◆ **TASK ITEM**
Search each line below for "Agder", then return the lines where it appears.
Start of RECORDED DATA
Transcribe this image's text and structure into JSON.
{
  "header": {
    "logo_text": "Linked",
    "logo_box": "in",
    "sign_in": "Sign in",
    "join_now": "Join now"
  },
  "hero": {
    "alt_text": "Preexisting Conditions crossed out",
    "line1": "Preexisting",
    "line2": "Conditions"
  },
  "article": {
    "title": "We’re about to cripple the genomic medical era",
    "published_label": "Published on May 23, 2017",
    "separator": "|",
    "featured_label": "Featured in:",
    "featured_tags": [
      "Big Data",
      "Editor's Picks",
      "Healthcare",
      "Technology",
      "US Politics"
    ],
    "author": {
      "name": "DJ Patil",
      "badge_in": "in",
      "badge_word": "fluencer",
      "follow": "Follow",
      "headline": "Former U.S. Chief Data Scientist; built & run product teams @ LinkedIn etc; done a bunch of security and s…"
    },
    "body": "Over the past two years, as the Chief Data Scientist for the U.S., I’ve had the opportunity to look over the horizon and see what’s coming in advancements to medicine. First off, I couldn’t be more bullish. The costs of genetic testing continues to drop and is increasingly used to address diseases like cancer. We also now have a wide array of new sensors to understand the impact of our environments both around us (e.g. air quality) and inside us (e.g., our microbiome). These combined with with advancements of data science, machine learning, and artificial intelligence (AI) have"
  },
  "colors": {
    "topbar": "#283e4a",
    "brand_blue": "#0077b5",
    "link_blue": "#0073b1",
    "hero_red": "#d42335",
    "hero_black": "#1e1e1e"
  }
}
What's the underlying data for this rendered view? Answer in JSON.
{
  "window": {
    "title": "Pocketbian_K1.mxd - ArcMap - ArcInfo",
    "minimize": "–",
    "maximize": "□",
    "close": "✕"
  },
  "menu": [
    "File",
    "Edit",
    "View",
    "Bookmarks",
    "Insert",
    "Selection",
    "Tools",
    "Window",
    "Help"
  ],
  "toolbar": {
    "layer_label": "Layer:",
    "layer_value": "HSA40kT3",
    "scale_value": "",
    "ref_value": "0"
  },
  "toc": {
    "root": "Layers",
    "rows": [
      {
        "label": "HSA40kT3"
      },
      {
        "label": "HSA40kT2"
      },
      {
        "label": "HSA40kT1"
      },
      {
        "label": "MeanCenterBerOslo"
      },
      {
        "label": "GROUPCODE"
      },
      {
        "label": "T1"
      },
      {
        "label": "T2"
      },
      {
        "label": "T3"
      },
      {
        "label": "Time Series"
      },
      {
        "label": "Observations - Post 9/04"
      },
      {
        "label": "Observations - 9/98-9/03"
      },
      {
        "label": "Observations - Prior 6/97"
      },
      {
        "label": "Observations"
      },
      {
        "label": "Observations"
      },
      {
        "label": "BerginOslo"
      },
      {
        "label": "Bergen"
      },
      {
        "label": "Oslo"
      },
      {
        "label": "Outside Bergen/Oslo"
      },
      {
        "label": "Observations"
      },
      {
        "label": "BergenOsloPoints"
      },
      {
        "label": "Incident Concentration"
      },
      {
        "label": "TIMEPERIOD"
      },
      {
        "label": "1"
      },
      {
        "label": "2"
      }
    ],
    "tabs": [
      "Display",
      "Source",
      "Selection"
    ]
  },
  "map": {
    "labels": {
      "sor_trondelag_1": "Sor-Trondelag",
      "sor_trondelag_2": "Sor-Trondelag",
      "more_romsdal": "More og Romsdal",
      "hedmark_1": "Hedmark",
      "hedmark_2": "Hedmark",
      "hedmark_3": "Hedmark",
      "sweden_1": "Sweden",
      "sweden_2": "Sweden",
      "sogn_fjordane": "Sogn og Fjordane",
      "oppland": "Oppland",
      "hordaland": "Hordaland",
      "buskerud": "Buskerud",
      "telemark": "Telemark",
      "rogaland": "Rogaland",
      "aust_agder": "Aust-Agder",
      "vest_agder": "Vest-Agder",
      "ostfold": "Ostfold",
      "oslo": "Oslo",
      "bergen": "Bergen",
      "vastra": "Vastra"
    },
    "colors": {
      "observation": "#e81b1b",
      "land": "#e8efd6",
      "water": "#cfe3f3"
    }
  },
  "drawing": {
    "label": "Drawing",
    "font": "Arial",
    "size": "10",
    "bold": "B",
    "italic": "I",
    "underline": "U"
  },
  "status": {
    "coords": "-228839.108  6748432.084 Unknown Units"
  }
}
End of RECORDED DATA
◆ **OUTPUT**
      "aust_agder": "Aust-Agder",
      "vest_agder": "Vest-Agder",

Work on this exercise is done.